Córdova is also chancellor emerita of the University of California, Riverside, where she was a distinguished professor of physics and astronomy and laid the foundation for a new medical school, California's first public medical school in over 40 years, and focused on student diversity and inclusion. At the University of California, Santa Barbara, where Cordova was vice chancellor for research and professor of physics, she led a campus-wide effort to support convergence in blue-sky research areas.
Previously, Córdova served as NASA's chief scientist, representing NASA to the larger scientific community and infusing the activities of the agency -- including the International Space Station, then under construction -- with the scientific goals of the broader community. She was the youngest person and first woman to serve as NASA's chief scientist and was awarded the agency's highest honor, the Distinguished Service Medal.
Prior to joining NASA, she was on the faculty of the Pennsylvania State University where she headed the department of astronomy and astrophysics. Córdova was also deputy group leader in the Earth and space sciences division at Los Alamos National Laboratory. She received her Bachelor of Arts degree from Stanford University and her doctorate in physics from the California Institute of Technology.
More recently, Córdova served as chair of the Board of Regents of the Smithsonian Institution and on the board of trustees of Mayo Clinic. She also served as a member of the National Science Board (NSB), where she chaired the Committee on Strategy and Budget. As NSF director, she is an ex officio member of the NSB.
Córdova's scientific contributions have been in the areas of observational and experimental astrophysics, multi-spectral research on x-ray and gamma ray sources and space-borne instrumentation. She has published more than 150 scientific papers. She was co-principal investigator for a telescope experiment that is currently flying on the satellite XMM-Newton, a cornerstone mission of the European Space Agency.
For her scientific contributions, Córdova has been awarded several honorary doctorates, including ones from Purdue, Duke and Dartmouth Universities. She was honored as a Kilby Laureate, recognized for "significant contributions to society through science, technology, innovation, invention and education." Córdova was elected to the American Academy of Arts and Sciences and is a National Associate of the National Academies. She is also a fellow of the American Association for the Advancement of Science (AAAS) and the Association for Women in Science (AWIS).

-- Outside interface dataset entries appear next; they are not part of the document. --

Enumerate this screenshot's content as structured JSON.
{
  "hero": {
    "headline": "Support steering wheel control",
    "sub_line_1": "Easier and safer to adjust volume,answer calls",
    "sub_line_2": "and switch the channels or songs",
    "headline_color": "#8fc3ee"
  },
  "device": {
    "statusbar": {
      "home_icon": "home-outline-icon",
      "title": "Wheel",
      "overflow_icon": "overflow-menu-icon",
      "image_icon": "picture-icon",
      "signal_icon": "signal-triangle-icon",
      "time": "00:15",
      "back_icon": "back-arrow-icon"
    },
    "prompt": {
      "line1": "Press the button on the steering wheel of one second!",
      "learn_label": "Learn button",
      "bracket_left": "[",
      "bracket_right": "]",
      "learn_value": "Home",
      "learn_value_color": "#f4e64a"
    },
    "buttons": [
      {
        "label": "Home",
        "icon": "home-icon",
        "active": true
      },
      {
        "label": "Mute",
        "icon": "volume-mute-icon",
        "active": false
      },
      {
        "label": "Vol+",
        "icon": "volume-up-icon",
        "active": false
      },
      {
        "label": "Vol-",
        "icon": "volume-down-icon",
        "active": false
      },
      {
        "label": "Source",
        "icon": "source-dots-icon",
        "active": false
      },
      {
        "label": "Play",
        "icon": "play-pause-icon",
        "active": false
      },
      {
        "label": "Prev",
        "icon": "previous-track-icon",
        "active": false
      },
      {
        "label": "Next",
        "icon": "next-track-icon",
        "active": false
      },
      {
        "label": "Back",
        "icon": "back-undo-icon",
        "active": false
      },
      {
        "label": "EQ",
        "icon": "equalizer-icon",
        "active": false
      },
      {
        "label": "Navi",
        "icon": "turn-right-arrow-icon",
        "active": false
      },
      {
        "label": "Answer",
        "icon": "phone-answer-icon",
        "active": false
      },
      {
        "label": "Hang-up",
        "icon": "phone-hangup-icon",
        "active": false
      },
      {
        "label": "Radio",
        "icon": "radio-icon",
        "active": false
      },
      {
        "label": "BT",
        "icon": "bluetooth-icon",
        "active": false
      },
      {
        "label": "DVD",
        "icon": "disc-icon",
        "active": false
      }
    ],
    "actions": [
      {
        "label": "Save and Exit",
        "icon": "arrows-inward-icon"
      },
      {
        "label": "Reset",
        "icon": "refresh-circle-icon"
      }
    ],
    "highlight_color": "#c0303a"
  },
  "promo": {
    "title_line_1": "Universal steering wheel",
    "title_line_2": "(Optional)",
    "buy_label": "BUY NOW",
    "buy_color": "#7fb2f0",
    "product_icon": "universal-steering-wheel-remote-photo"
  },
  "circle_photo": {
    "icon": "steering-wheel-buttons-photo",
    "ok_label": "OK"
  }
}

Córdova is married to Christian J. Foster, a science educator, and they have two adult children.